[Data items]
==================================================
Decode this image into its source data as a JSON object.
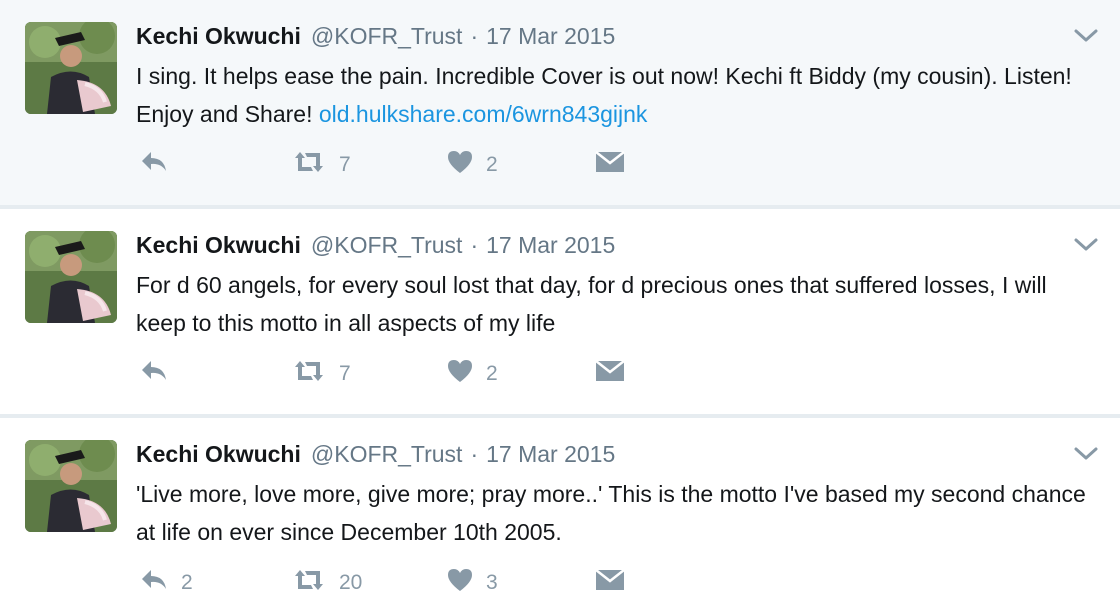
{
  "tweets": [
    {
      "name": "Kechi Okwuchi",
      "handle": "@KOFR_Trust",
      "separator": "·",
      "time": "17 Mar 2015",
      "text": "I sing. It helps ease the pain. Incredible Cover is out now! Kechi ft Biddy (my cousin). Listen! Enjoy and Share! ",
      "link": "old.hulkshare.com/6wrn843gijnk",
      "reply_count": "",
      "retweet_count": "7",
      "like_count": "2"
    },
    {
      "name": "Kechi Okwuchi",
      "handle": "@KOFR_Trust",
      "separator": "·",
      "time": "17 Mar 2015",
      "text": "For d 60 angels, for every soul lost that day, for d precious ones that suffered losses, I will keep to this motto in all aspects of my life",
      "link": "",
      "reply_count": "",
      "retweet_count": "7",
      "like_count": "2"
    },
    {
      "name": "Kechi Okwuchi",
      "handle": "@KOFR_Trust",
      "separator": "·",
      "time": "17 Mar 2015",
      "text": "'Live more, love more, give more; pray more..' This is the motto I've based my second chance at life on ever since December 10th 2005.",
      "link": "",
      "reply_count": "2",
      "retweet_count": "20",
      "like_count": "3"
    }
  ],
  "icons": {
    "reply": "reply-icon",
    "retweet": "retweet-icon",
    "like": "heart-icon",
    "dm": "direct-message-icon",
    "menu": "chevron-down-icon"
  },
  "colors": {
    "text": "#14171a",
    "muted": "#657786",
    "icon": "#8899a6",
    "link": "#1b95e0",
    "highlight_bg": "#f5f8fa",
    "divider": "#e6ecf0"
  }
}
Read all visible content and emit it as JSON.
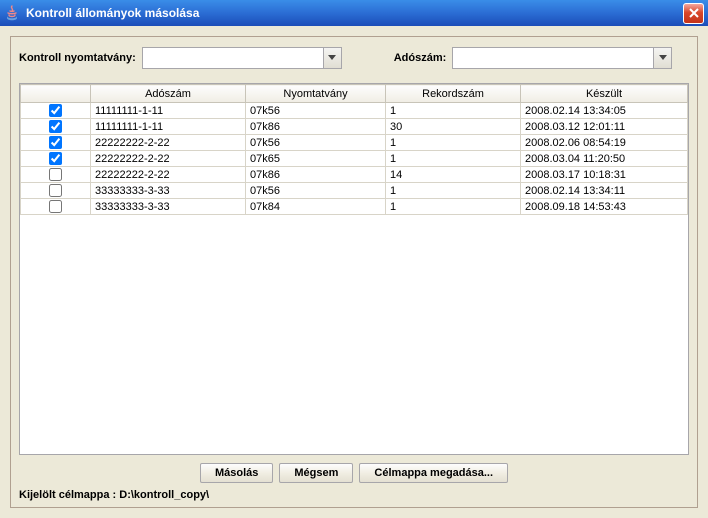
{
  "window": {
    "title": "Kontroll állományok másolása"
  },
  "filters": {
    "nyomtatvany_label": "Kontroll nyomtatvány:",
    "adoszam_label": "Adószám:",
    "nyomtatvany_value": "",
    "adoszam_value": ""
  },
  "table": {
    "headers": {
      "check": "",
      "adoszam": "Adószám",
      "nyomtatvany": "Nyomtatvány",
      "rekordszam": "Rekordszám",
      "keszult": "Készült"
    },
    "rows": [
      {
        "checked": true,
        "adoszam": "11111111-1-11",
        "nyomtatvany": "07k56",
        "rekordszam": "1",
        "keszult": "2008.02.14 13:34:05"
      },
      {
        "checked": true,
        "adoszam": "11111111-1-11",
        "nyomtatvany": "07k86",
        "rekordszam": "30",
        "keszult": "2008.03.12 12:01:11"
      },
      {
        "checked": true,
        "adoszam": "22222222-2-22",
        "nyomtatvany": "07k56",
        "rekordszam": "1",
        "keszult": "2008.02.06 08:54:19"
      },
      {
        "checked": true,
        "adoszam": "22222222-2-22",
        "nyomtatvany": "07k65",
        "rekordszam": "1",
        "keszult": "2008.03.04 11:20:50"
      },
      {
        "checked": false,
        "adoszam": "22222222-2-22",
        "nyomtatvany": "07k86",
        "rekordszam": "14",
        "keszult": "2008.03.17 10:18:31"
      },
      {
        "checked": false,
        "adoszam": "33333333-3-33",
        "nyomtatvany": "07k56",
        "rekordszam": "1",
        "keszult": "2008.02.14 13:34:11"
      },
      {
        "checked": false,
        "adoszam": "33333333-3-33",
        "nyomtatvany": "07k84",
        "rekordszam": "1",
        "keszult": "2008.09.18 14:53:43"
      }
    ]
  },
  "buttons": {
    "copy": "Másolás",
    "cancel": "Mégsem",
    "target": "Célmappa megadása..."
  },
  "footer": {
    "label": "Kijelölt célmappa : D:\\kontroll_copy\\"
  }
}
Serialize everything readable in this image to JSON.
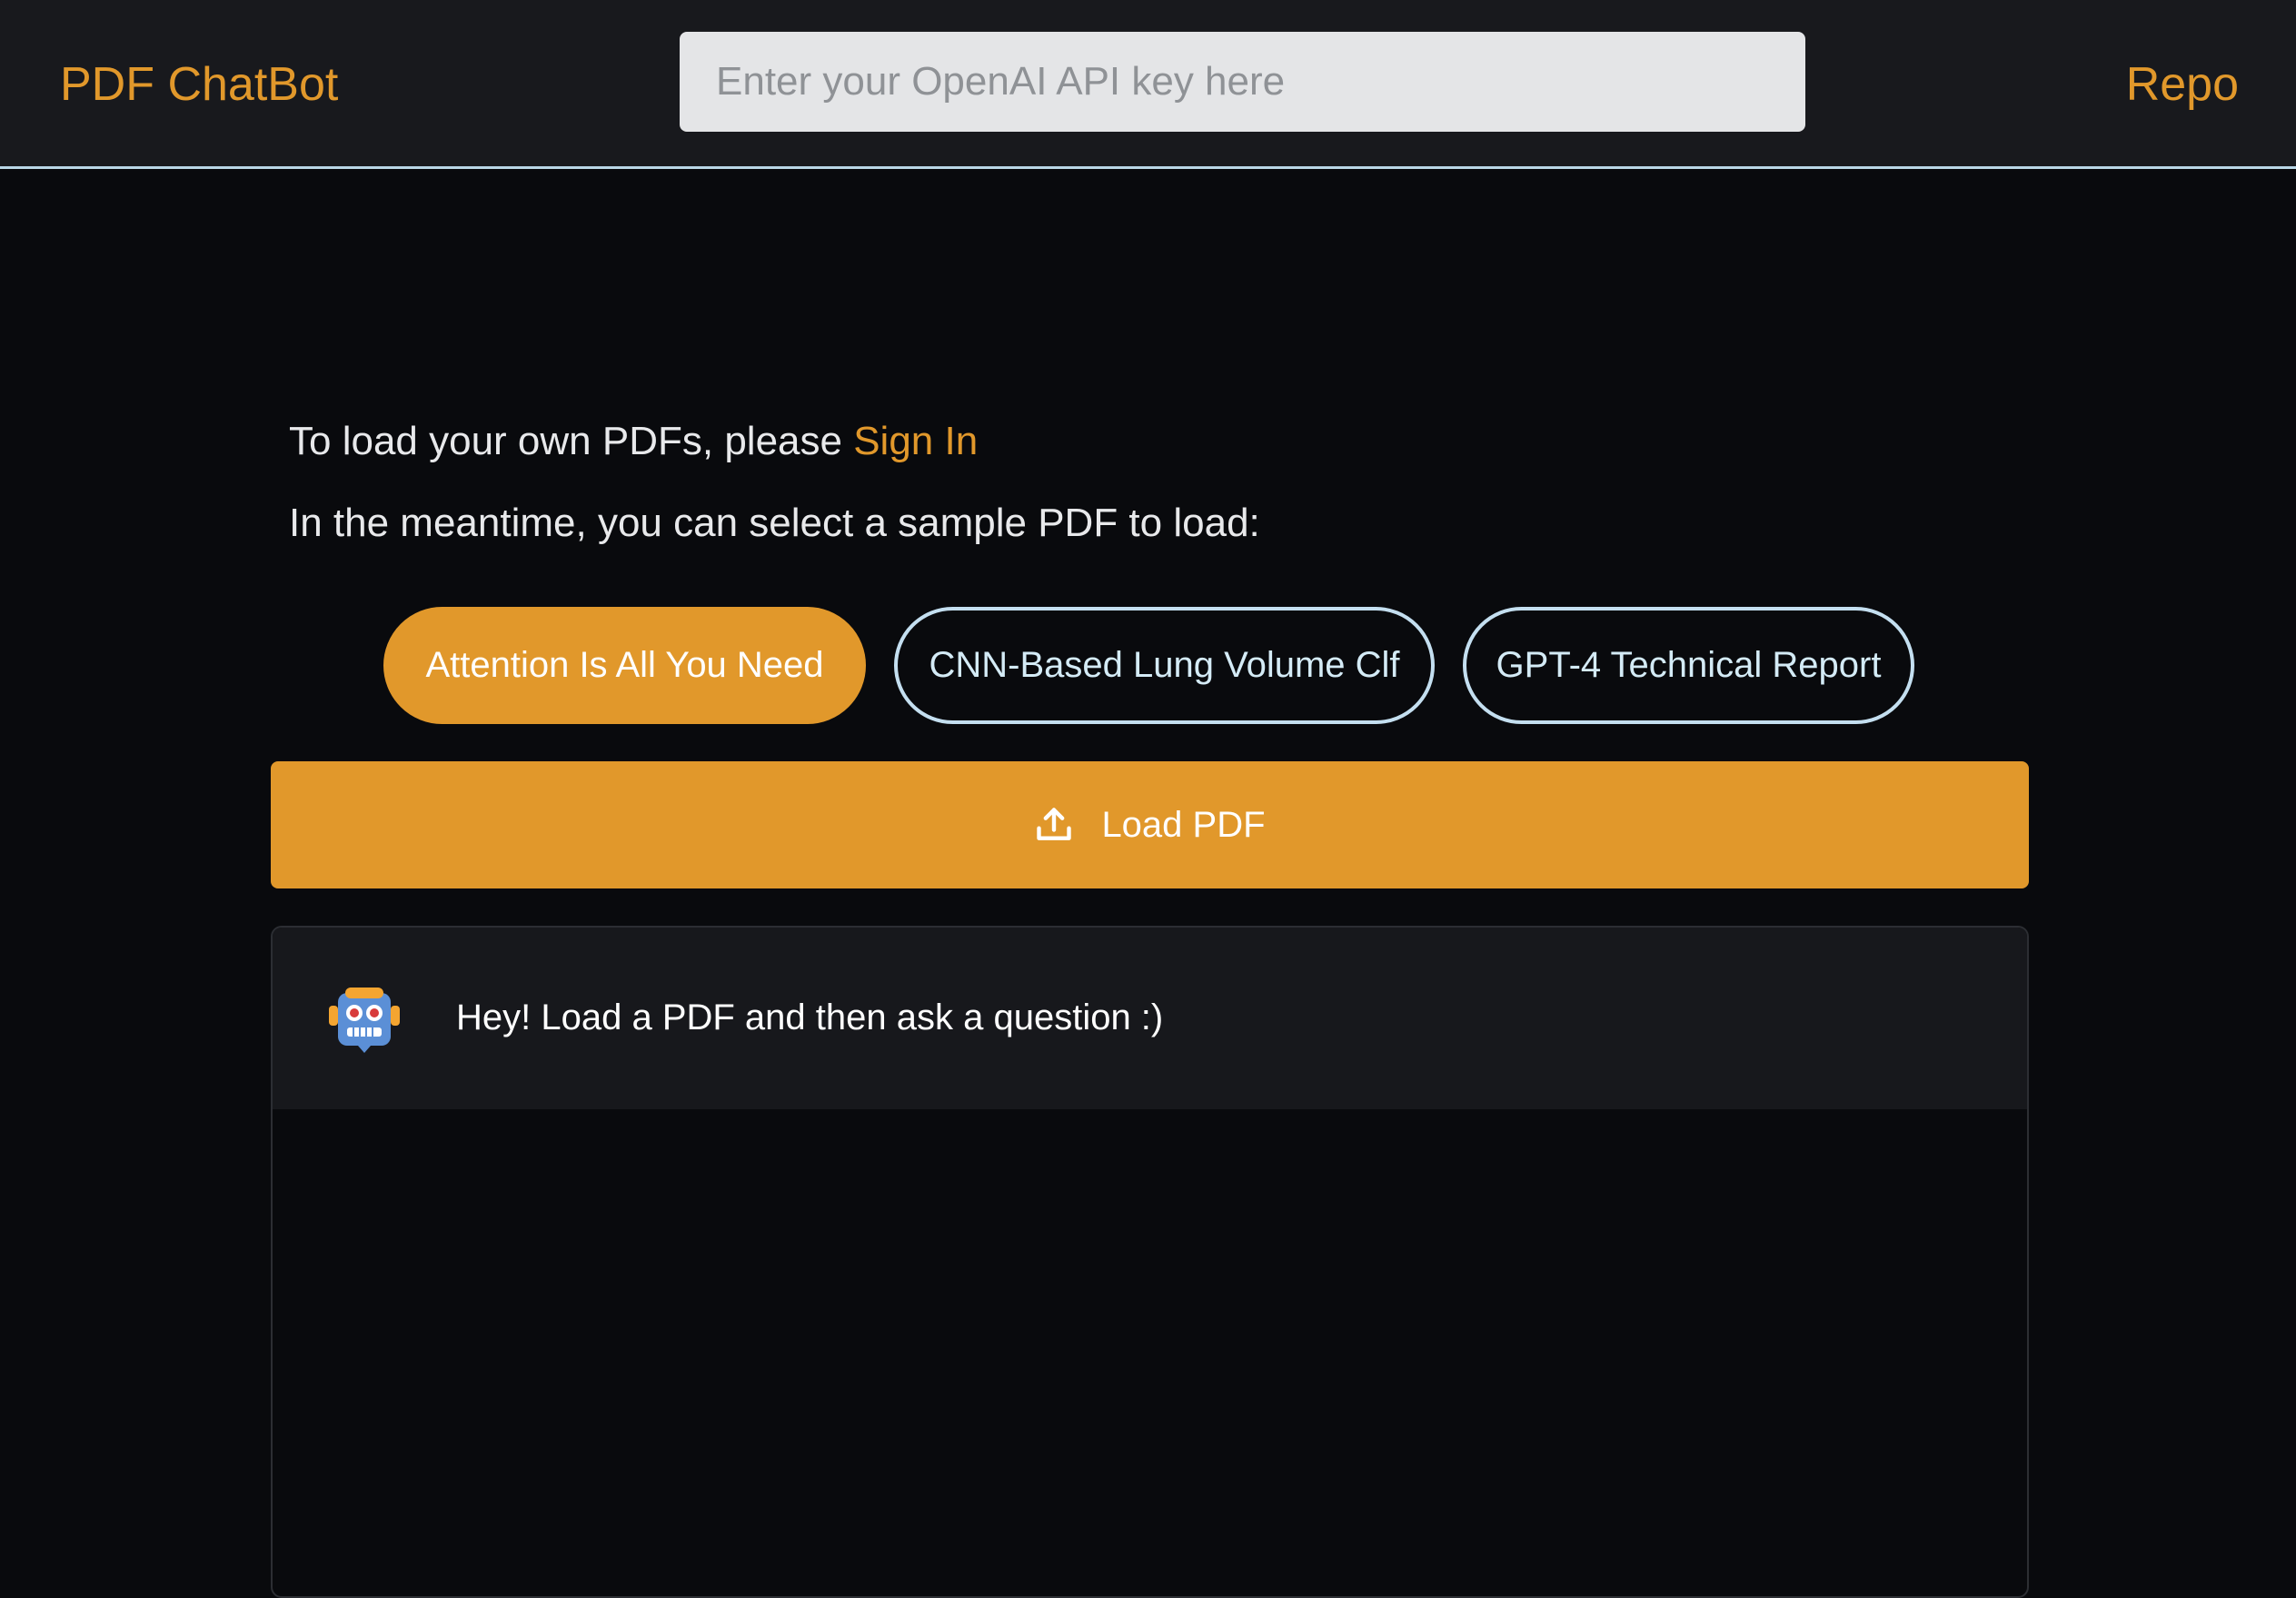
{
  "header": {
    "brand": "PDF ChatBot",
    "api_key_placeholder": "Enter your OpenAI API key here",
    "api_key_value": "",
    "repo_label": "Repo"
  },
  "intro": {
    "line1_prefix": "To load your own PDFs, please ",
    "sign_in_label": "Sign In",
    "line2": "In the meantime, you can select a sample PDF to load:"
  },
  "samples": [
    {
      "label": "Attention Is All You Need",
      "selected": true
    },
    {
      "label": "CNN-Based Lung Volume Clf",
      "selected": false
    },
    {
      "label": "GPT-4 Technical Report",
      "selected": false
    }
  ],
  "load_button": {
    "label": "Load PDF",
    "icon": "upload-icon"
  },
  "chat": {
    "messages": [
      {
        "sender": "bot",
        "avatar_icon": "robot-icon",
        "text": "Hey! Load a PDF and then ask a question :)"
      }
    ]
  },
  "colors": {
    "accent": "#e1982b",
    "header_bg": "#18191d",
    "page_bg": "#090a0d",
    "outline_button_border": "#c4dff0",
    "header_border": "#b9d6e6"
  }
}
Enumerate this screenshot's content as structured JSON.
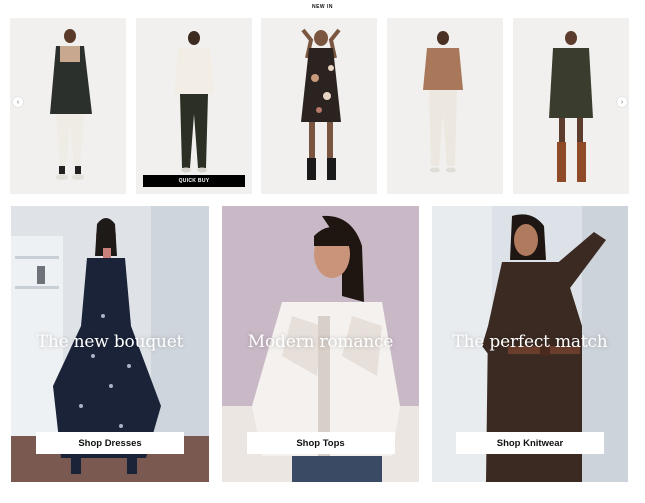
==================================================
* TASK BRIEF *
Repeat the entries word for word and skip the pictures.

* RESPONSE BELOW *
Decode this image into its source data as a JSON object.
{
  "tweets": [
    {
      "name": "Kechi Okwuchi",
      "handle": "@KOFR_Trust",
      "separator": "·",
      "time": "17 Mar 2015",
      "text": "I sing. It helps ease the pain. Incredible Cover is out now! Kechi ft Biddy (my cousin). Listen! Enjoy and Share! ",
      "link": "old.hulkshare.com/6wrn843gijnk",
      "reply_count": "",
      "retweet_count": "7",
      "like_count": "2"
    },
    {
      "name": "Kechi Okwuchi",
      "handle": "@KOFR_Trust",
      "separator": "·",
      "time": "17 Mar 2015",
      "text": "For d 60 angels, for every soul lost that day, for d precious ones that suffered losses, I will keep to this motto in all aspects of my life",
      "link": "",
      "reply_count": "",
      "retweet_count": "7",
      "like_count": "2"
    },
    {
      "name": "Kechi Okwuchi",
      "handle": "@KOFR_Trust",
      "separator": "·",
      "time": "17 Mar 2015",
      "text": "'Live more, love more, give more; pray more..' This is the motto I've based my second chance at life on ever since December 10th 2005.",
      "link": "",
      "reply_count": "2",
      "retweet_count": "20",
      "like_count": "3"
    }
  ],
  "icons": {
    "reply": "reply-icon",
    "retweet": "retweet-icon",
    "like": "heart-icon",
    "dm": "direct-message-icon",
    "menu": "chevron-down-icon"
  },
  "colors": {
    "text": "#14171a",
    "muted": "#657786",
    "icon": "#8899a6",
    "link": "#1b95e0",
    "highlight_bg": "#f5f8fa",
    "divider": "#e6ecf0"
  }
}
Read all visible content and emit it as JSON.
{
  "window": {
    "title": "Kontroll állományok másolása"
  },
  "filters": {
    "nyomtatvany_label": "Kontroll nyomtatvány:",
    "adoszam_label": "Adószám:",
    "nyomtatvany_value": "",
    "adoszam_value": ""
  },
  "table": {
    "headers": {
      "check": "",
      "adoszam": "Adószám",
      "nyomtatvany": "Nyomtatvány",
      "rekordszam": "Rekordszám",
      "keszult": "Készült"
    },
    "rows": [
      {
        "checked": true,
        "adoszam": "11111111-1-11",
        "nyomtatvany": "07k56",
        "rekordszam": "1",
        "keszult": "2008.02.14 13:34:05"
      },
      {
        "checked": true,
        "adoszam": "11111111-1-11",
        "nyomtatvany": "07k86",
        "rekordszam": "30",
        "keszult": "2008.03.12 12:01:11"
      },
      {
        "checked": true,
        "adoszam": "22222222-2-22",
        "nyomtatvany": "07k56",
        "rekordszam": "1",
        "keszult": "2008.02.06 08:54:19"
      },
      {
        "checked": true,
        "adoszam": "22222222-2-22",
        "nyomtatvany": "07k65",
        "rekordszam": "1",
        "keszult": "2008.03.04 11:20:50"
      },
      {
        "checked": false,
        "adoszam": "22222222-2-22",
        "nyomtatvany": "07k86",
        "rekordszam": "14",
        "keszult": "2008.03.17 10:18:31"
      },
      {
        "checked": false,
        "adoszam": "33333333-3-33",
        "nyomtatvany": "07k56",
        "rekordszam": "1",
        "keszult": "2008.02.14 13:34:11"
      },
      {
        "checked": false,
        "adoszam": "33333333-3-33",
        "nyomtatvany": "07k84",
        "rekordszam": "1",
        "keszult": "2008.09.18 14:53:43"
      }
    ]
  },
  "buttons": {
    "copy": "Másolás",
    "cancel": "Mégsem",
    "target": "Célmappa megadása..."
  },
  "footer": {
    "label": "Kijelölt célmappa : D:\\kontroll_copy\\"
  }
}
Serialize everything readable in this image to JSON.
{
  "header": {
    "brand": "PDF ChatBot",
    "api_key_placeholder": "Enter your OpenAI API key here",
    "api_key_value": "",
    "repo_label": "Repo"
  },
  "intro": {
    "line1_prefix": "To load your own PDFs, please ",
    "sign_in_label": "Sign In",
    "line2": "In the meantime, you can select a sample PDF to load:"
  },
  "samples": [
    {
      "label": "Attention Is All You Need",
      "selected": true
    },
    {
      "label": "CNN-Based Lung Volume Clf",
      "selected": false
    },
    {
      "label": "GPT-4 Technical Report",
      "selected": false
    }
  ],
  "load_button": {
    "label": "Load PDF",
    "icon": "upload-icon"
  },
  "chat": {
    "messages": [
      {
        "sender": "bot",
        "avatar_icon": "robot-icon",
        "text": "Hey! Load a PDF and then ask a question :)"
      }
    ]
  },
  "colors": {
    "accent": "#e1982b",
    "header_bg": "#18191d",
    "page_bg": "#090a0d",
    "outline_button_border": "#c4dff0",
    "header_border": "#b9d6e6"
  }
}
Enumerate this screenshot's content as structured JSON.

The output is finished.